The block has historically been known as Faculty Row (owing to the original owners' association with the university)[1] or Red Square (owing to the red roofs, the square outline of the development)[1] or Little Russia (owing to the project's communal/non-developer driven design and origins. ).[2] At a meeting of the Boulder Landmarks Board on May 21, 1977, architect James M. Hunter noted that from its inception, many of Boulder's citizens associated "Communist overtones" with the Floral Park project.[3]

The group held a drawing to decide which lot went to which family. The eight houses, largely built using salvaged brick from Boulder's recently demolished State Preparatory School (built in 1895 and located at 17th and Pearl), were constructed around the perimeter of the Commons. A small Commons shelter house with flagstone patio and rustic stone fireplace were soon added.

The block's property owners have agreed to preserve the open, park-like setting of the Commons and the architectural unity of the block. While the majority of the homes have incorporated modest additions and/or alterations over the years, the overall size and character of the District has been well maintained. The designation of the block as an historic district has further ensured the preservation of the area's unique character and historic importance.

A commemorative plaque (installed on the front of the community garage by the City of Boulder) reads: "This block was designated as a planned unit 30 yrs. before similar developments in Boulder. Since 1939, when eight C.U. faculty families conceived the idea, the architecture and the environmental unity have been preserved through a gentlepersons' agreement." - HD-77-1[2]

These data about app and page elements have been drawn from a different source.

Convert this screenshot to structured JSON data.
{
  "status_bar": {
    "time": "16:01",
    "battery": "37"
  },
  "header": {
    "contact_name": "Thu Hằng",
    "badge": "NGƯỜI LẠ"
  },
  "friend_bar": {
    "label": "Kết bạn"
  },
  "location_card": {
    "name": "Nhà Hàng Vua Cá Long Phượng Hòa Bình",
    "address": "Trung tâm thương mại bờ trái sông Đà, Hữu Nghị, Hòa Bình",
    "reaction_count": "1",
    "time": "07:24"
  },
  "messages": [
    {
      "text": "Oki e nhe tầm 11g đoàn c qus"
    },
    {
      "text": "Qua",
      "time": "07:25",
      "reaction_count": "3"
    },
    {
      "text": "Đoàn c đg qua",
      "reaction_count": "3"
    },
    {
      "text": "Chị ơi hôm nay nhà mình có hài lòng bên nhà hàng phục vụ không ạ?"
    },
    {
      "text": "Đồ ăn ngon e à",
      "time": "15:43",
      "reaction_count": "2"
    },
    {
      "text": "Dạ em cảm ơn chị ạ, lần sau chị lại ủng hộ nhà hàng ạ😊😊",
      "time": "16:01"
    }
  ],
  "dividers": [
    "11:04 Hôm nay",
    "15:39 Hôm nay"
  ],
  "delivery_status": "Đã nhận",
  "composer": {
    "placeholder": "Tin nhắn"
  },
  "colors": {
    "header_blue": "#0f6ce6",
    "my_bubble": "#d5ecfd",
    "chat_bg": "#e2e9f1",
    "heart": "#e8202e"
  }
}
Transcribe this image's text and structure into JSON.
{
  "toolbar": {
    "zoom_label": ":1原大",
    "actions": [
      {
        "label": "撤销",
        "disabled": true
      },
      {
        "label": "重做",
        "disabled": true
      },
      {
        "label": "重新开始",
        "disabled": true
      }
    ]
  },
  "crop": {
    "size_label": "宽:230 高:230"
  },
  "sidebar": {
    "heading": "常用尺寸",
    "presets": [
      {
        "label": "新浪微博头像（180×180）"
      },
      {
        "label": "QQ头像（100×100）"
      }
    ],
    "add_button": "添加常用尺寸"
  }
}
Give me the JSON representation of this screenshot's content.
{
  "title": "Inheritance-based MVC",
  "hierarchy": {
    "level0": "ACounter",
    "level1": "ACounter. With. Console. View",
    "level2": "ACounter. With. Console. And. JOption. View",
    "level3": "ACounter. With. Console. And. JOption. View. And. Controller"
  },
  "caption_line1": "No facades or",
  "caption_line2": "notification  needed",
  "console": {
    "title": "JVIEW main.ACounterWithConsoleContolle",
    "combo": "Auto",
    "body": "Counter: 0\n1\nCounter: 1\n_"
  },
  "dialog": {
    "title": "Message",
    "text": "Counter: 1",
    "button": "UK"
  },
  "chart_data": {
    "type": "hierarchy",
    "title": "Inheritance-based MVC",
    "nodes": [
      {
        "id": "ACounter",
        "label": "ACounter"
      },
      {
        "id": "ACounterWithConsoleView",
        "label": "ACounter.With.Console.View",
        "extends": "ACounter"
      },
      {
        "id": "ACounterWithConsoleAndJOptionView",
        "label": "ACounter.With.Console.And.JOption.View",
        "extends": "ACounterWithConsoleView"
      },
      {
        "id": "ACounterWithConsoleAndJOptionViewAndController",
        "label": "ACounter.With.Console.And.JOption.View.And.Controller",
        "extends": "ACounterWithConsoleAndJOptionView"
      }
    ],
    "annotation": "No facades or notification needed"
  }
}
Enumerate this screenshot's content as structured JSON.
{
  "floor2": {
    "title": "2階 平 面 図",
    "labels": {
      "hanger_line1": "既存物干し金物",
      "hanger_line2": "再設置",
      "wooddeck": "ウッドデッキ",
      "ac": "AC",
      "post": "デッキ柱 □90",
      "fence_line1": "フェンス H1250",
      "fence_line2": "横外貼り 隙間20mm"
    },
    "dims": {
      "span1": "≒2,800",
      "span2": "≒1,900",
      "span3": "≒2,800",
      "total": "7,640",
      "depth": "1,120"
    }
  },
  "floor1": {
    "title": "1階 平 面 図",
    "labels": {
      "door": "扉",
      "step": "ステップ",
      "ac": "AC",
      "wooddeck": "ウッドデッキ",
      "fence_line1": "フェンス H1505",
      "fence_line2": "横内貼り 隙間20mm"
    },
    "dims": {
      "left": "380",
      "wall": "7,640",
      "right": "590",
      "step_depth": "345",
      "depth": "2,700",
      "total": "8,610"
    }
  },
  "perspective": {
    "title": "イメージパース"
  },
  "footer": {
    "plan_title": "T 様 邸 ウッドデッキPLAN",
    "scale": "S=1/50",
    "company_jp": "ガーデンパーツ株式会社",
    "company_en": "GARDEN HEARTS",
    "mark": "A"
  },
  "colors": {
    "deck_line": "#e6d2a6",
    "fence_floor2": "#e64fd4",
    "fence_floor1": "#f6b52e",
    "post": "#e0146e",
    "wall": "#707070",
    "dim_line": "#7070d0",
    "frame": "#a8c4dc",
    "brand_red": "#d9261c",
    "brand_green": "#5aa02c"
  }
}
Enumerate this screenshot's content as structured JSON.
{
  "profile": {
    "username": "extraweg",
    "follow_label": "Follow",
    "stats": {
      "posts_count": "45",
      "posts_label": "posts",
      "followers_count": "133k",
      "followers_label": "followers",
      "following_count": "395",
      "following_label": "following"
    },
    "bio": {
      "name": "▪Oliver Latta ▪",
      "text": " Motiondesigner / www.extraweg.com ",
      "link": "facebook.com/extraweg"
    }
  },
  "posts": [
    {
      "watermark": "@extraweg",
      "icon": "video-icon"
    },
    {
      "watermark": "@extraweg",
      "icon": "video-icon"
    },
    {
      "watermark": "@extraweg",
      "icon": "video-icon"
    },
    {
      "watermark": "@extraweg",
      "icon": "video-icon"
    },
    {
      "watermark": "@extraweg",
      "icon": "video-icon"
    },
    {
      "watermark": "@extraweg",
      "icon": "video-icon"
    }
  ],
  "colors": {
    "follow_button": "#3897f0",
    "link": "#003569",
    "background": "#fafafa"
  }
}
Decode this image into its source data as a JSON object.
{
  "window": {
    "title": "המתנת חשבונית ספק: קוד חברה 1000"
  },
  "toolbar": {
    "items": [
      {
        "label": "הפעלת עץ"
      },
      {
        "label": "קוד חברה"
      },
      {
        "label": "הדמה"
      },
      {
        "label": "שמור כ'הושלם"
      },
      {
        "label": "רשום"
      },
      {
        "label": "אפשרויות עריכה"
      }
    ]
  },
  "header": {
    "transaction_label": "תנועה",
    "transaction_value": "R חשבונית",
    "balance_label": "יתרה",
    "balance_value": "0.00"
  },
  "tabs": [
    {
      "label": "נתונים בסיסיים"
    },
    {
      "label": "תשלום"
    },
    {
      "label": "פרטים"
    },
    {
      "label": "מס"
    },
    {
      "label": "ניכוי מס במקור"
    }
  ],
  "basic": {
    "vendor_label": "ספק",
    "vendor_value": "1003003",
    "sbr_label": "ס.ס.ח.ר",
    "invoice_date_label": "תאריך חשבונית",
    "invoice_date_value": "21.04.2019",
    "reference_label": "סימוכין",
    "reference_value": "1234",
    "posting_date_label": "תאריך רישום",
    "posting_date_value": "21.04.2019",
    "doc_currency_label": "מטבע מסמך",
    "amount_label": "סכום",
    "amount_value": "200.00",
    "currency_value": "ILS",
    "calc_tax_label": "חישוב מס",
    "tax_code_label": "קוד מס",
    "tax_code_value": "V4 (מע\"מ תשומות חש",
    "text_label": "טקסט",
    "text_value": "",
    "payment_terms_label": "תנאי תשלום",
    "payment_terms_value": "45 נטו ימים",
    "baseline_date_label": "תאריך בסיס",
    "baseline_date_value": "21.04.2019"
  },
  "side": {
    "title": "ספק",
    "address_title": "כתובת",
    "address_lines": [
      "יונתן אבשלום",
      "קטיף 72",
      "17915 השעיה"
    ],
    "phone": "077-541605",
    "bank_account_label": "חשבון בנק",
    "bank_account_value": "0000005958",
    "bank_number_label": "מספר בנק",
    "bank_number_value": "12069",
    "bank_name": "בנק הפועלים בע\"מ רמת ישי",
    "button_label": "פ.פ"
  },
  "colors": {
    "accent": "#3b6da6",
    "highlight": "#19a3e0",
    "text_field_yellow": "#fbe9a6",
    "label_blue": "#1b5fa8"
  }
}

In a letter written to the Landmarks Board in 1977, Morris E. Garnsey, one of the original homeowners stated that "I am certain that thirty-five years from now a third generation of owner-occupants will look back upon the origins of this area with gratitude and admiration." (Minutes, Boulder Landmarks Board, November, 1978)

Current homeowners are required to maintain the general appearance of the neighborhood, as defined in the District's published Guidelines and Covenants.[4]

The blueprints for several of the residences, the landscaping plan for the Commons area, profiles of the original owners, and many other construction-related documents are housed at the Carnegie Branch (local history archive) of the Boulder Public Library.

In 2013, the City of Boulder Historic Preservation Department created a Floral Park Historic District website. The site includes a detailed early history of the development, short biographies of the original homeowners, and historic and current photographs of the property and residences. The site address is: floralparkboulder.weebly.com.

References[edit]

  1. ^ a b c d Pettem, Sylvia (15 February 2008). "Floral Park homeowners were preservation pioneers". Daily Camera. 
  2. ^ a b "A Tour of Boulder's Historic Districts - Floral Park". Retrieved 9 April 2013. 
  3. ^ Minutes Boulder Landmarks Board November 1978
  4. ^ Floral Park Historic District Design Guidelines and Covenants; File #2578108 on file at the Boulder Counter Clerk's Office.

Coordinates: 39°59′52″N 105°16′23″W / 39.9977°N 105.2731°W / 39.9977; -105.2731